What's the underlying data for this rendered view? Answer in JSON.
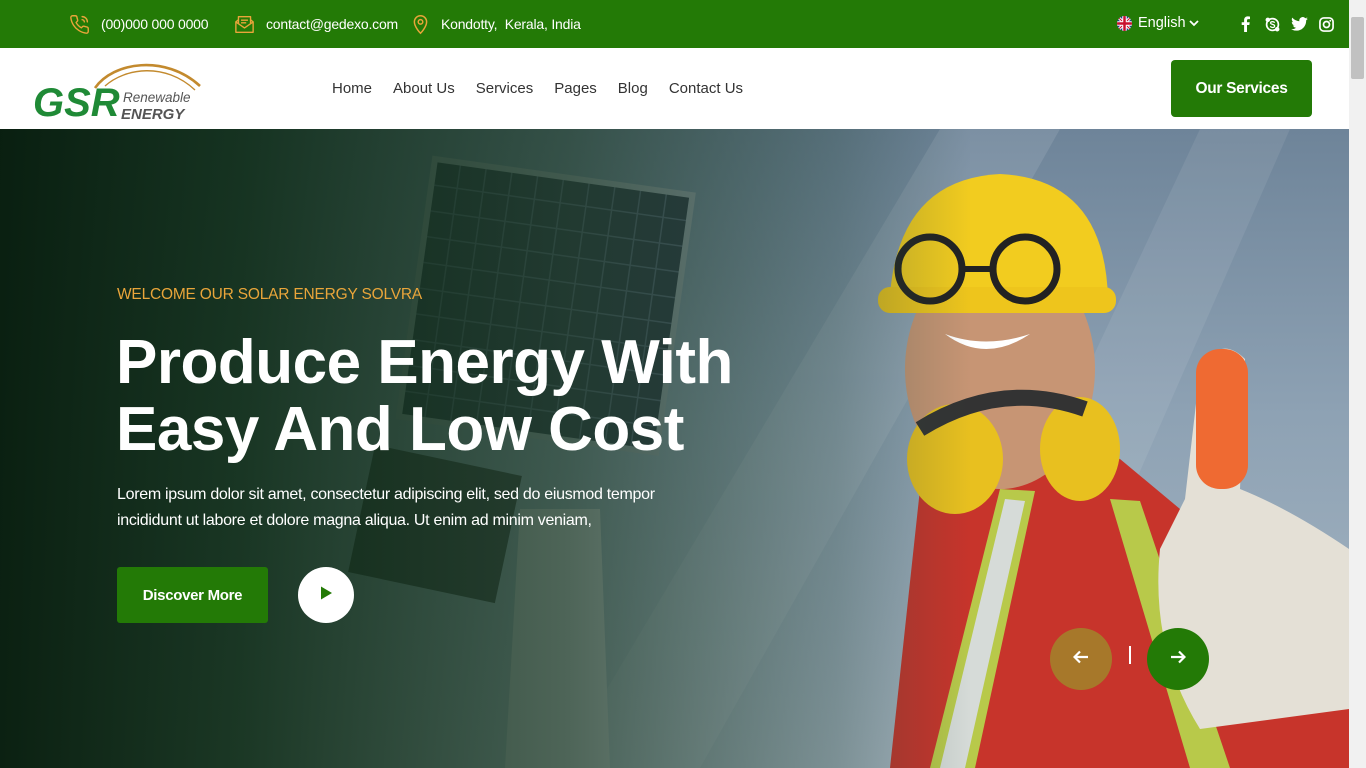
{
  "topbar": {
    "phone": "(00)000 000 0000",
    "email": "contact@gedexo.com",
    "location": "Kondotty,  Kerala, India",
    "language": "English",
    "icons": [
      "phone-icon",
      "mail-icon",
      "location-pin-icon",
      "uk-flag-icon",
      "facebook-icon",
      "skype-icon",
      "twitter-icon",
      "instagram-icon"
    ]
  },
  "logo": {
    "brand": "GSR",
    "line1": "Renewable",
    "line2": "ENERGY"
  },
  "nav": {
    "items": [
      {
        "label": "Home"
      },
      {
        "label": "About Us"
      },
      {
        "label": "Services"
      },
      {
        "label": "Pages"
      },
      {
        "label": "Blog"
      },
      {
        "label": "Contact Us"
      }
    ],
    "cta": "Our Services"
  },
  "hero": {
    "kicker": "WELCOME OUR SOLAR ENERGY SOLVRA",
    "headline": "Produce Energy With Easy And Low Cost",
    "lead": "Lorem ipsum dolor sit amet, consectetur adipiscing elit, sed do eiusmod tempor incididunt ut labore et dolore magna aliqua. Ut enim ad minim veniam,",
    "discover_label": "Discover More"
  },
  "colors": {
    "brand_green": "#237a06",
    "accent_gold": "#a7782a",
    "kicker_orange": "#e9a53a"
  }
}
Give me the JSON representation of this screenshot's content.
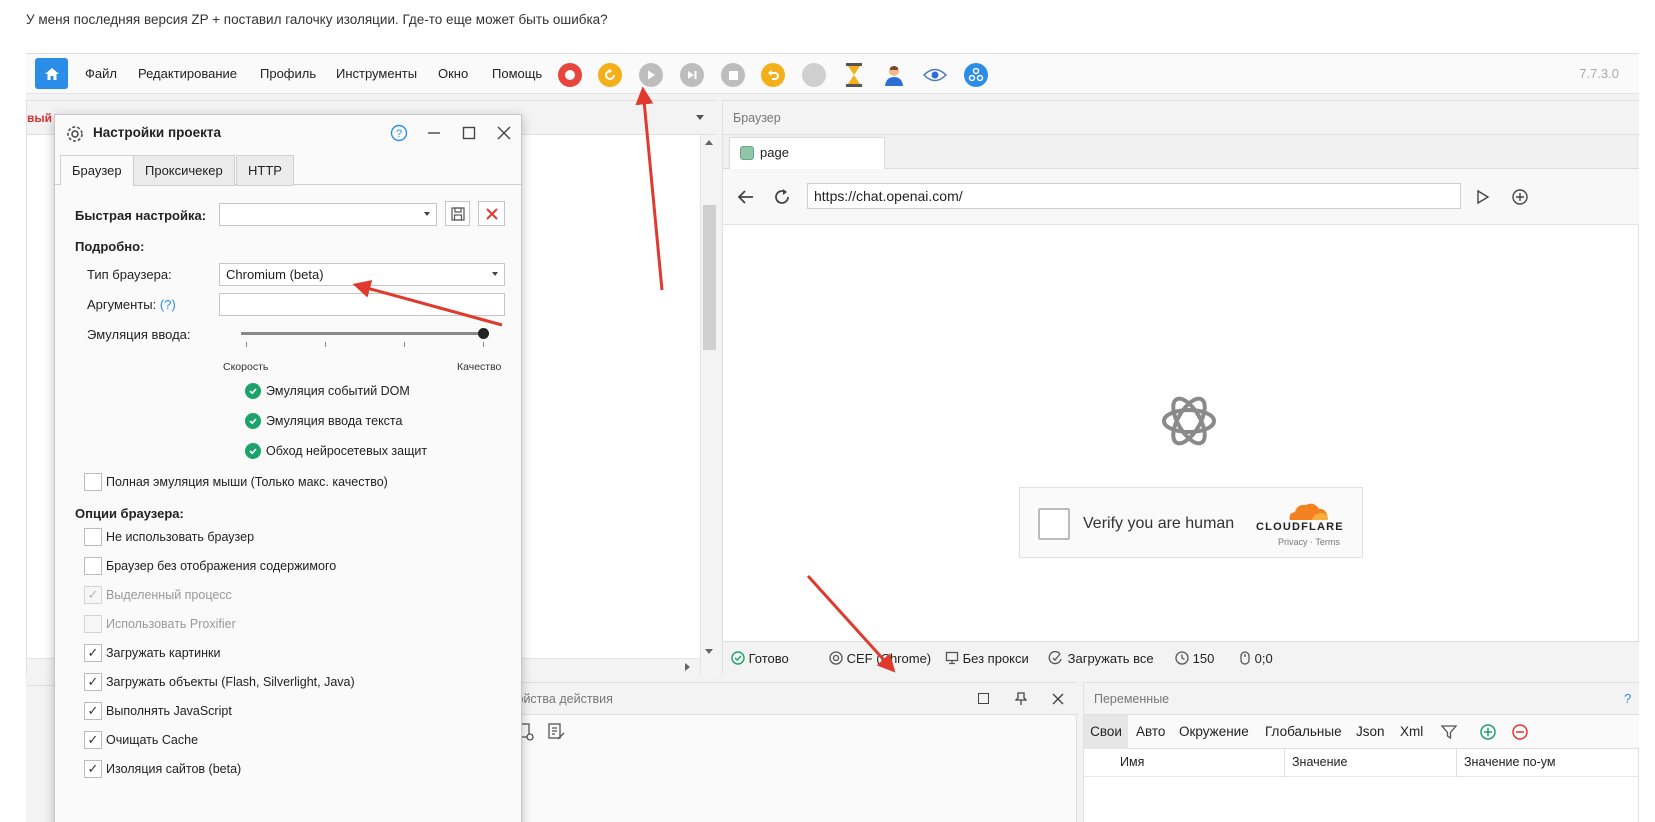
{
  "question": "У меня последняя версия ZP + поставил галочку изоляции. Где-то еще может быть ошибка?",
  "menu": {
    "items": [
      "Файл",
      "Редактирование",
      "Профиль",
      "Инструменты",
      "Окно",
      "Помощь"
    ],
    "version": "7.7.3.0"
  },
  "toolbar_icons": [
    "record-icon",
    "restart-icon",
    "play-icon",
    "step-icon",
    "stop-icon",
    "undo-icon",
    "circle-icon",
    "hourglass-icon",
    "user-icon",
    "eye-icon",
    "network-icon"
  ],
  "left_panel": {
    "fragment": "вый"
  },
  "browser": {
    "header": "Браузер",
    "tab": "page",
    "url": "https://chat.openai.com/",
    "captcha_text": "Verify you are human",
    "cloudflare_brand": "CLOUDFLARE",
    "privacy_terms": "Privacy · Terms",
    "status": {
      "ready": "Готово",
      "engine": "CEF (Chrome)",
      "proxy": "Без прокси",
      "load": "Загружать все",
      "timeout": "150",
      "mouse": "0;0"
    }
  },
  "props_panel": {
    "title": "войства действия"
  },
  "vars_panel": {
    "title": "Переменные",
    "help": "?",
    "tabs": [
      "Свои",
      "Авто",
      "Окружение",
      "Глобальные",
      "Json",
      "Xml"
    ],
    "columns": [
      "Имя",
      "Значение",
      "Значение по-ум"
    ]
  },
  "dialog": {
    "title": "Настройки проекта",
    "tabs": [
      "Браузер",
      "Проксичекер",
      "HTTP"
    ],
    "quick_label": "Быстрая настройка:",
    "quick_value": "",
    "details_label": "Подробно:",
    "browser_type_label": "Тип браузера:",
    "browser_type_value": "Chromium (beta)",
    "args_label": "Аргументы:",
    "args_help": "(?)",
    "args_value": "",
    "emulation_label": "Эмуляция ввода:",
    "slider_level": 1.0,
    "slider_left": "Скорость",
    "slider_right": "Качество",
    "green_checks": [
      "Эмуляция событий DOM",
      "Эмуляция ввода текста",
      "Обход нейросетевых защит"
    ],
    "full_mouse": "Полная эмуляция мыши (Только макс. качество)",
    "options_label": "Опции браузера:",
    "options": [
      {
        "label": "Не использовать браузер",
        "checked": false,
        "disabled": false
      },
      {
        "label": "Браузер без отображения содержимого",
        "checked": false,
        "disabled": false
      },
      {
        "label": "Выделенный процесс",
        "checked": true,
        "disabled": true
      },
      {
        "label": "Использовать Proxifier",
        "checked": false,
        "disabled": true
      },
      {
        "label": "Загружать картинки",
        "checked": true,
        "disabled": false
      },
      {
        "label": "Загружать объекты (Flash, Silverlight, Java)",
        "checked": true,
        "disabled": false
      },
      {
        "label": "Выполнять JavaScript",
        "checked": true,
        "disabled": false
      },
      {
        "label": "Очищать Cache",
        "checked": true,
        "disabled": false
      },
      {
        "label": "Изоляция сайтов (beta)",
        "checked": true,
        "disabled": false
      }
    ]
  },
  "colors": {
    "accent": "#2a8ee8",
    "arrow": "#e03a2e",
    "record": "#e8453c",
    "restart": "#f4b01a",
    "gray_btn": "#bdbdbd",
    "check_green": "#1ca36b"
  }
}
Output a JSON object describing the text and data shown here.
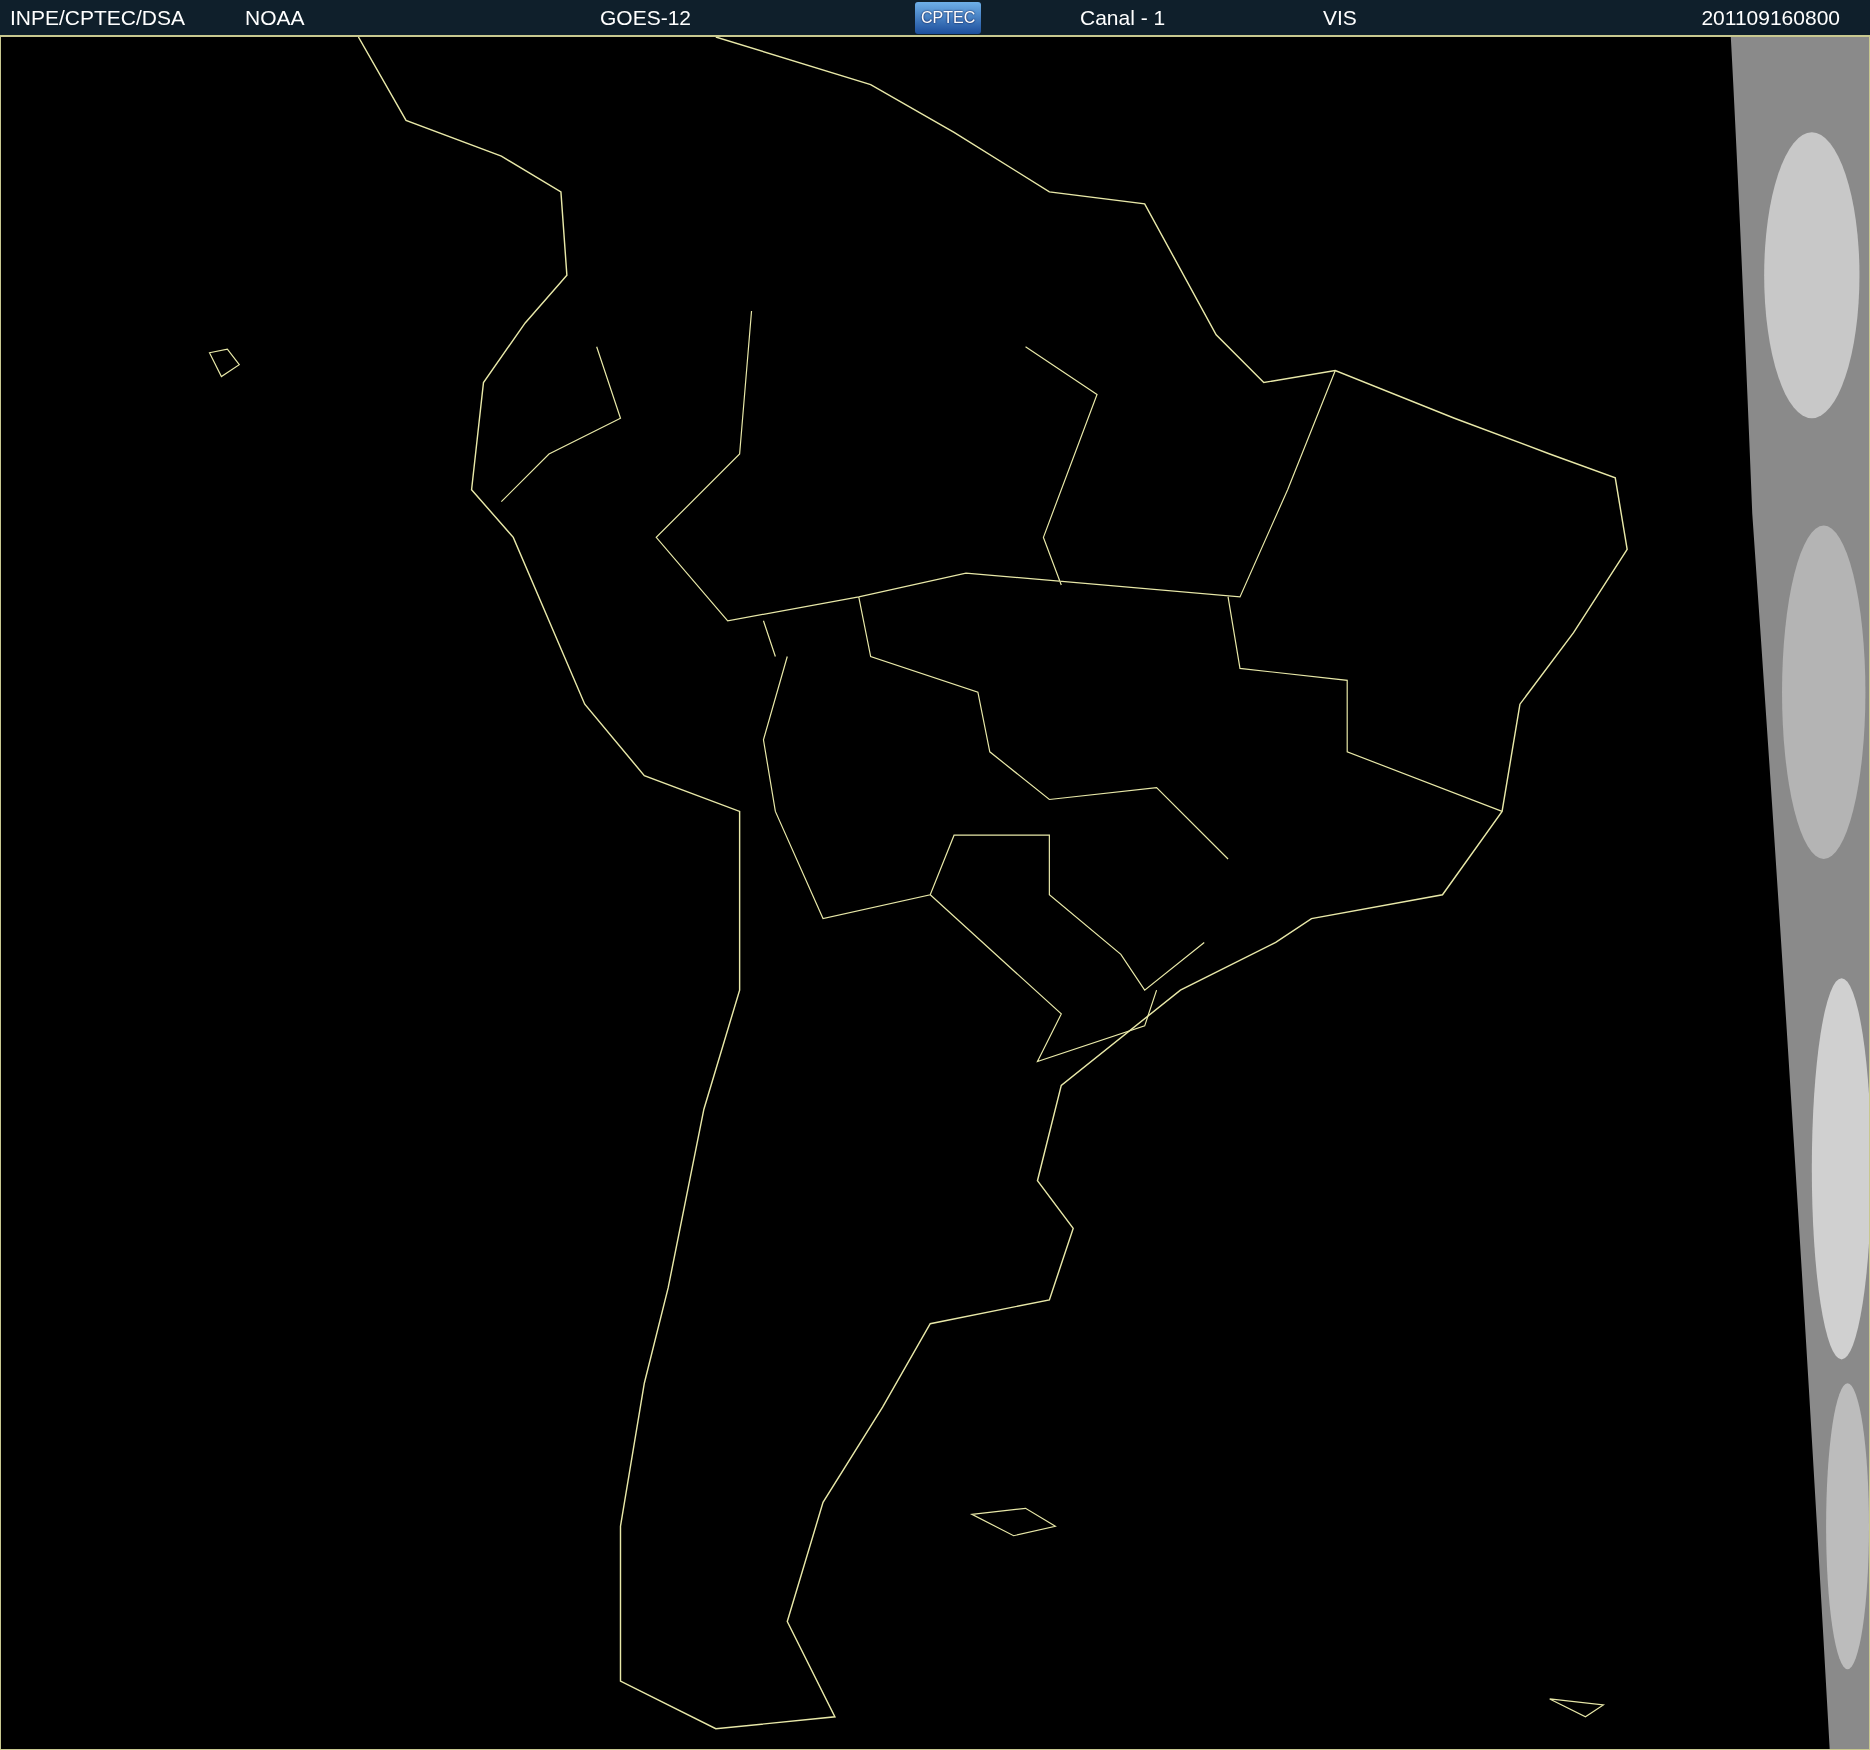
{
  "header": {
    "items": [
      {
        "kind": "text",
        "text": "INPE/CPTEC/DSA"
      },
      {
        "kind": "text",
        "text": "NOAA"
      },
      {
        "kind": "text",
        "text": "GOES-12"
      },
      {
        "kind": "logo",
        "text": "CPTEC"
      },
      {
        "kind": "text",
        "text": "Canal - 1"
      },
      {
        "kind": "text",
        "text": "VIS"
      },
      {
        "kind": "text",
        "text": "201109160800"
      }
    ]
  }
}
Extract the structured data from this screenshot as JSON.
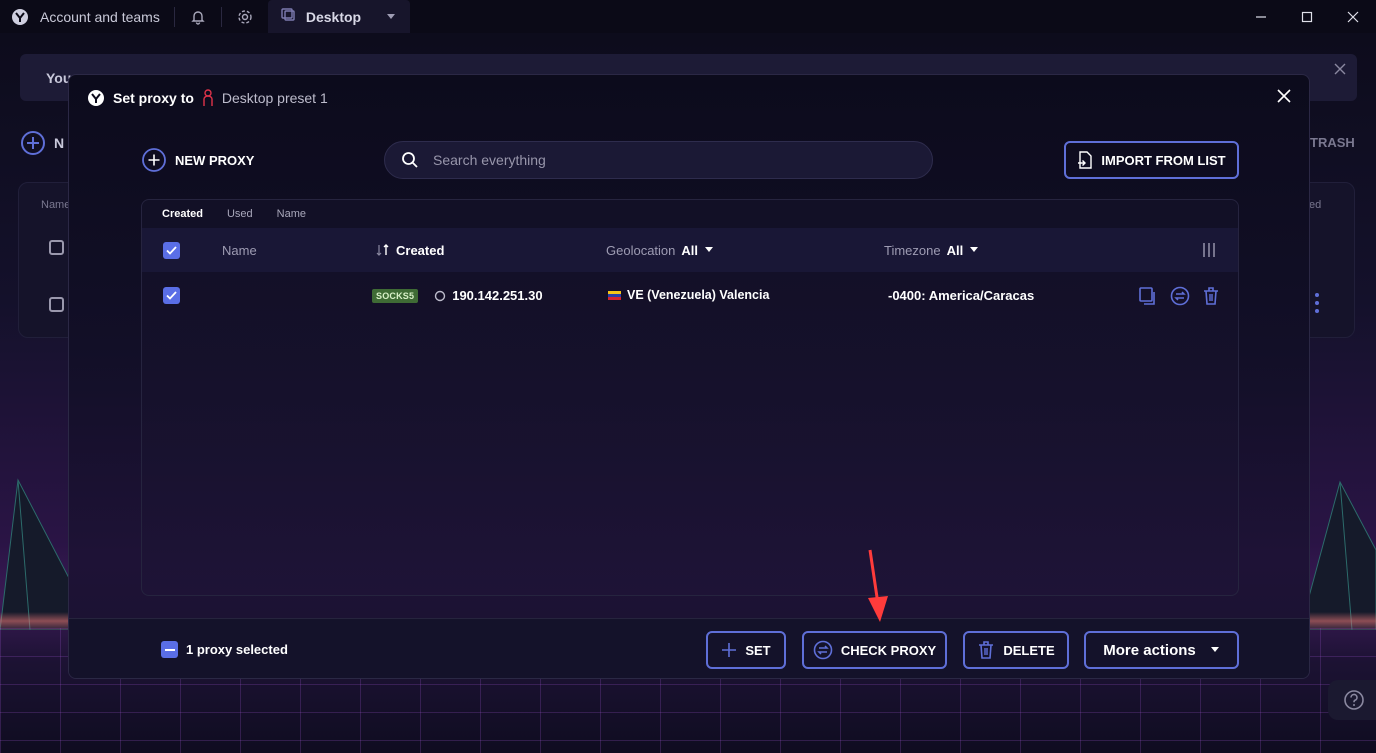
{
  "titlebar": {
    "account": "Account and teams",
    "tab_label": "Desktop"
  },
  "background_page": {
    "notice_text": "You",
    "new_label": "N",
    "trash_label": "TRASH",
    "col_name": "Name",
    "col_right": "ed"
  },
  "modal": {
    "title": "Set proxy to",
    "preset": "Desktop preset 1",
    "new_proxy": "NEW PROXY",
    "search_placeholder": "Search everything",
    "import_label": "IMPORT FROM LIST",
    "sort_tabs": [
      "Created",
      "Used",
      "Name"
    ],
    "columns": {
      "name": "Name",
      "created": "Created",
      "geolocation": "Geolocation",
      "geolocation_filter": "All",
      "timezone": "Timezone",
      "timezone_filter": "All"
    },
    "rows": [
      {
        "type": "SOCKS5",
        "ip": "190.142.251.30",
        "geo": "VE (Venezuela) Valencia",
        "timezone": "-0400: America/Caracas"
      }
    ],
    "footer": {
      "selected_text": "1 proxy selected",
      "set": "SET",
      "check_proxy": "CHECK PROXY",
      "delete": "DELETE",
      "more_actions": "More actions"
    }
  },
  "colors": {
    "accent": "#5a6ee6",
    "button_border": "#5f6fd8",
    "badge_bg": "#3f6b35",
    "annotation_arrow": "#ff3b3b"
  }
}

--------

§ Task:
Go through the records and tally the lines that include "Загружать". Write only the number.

§ Solution to the exercise:
3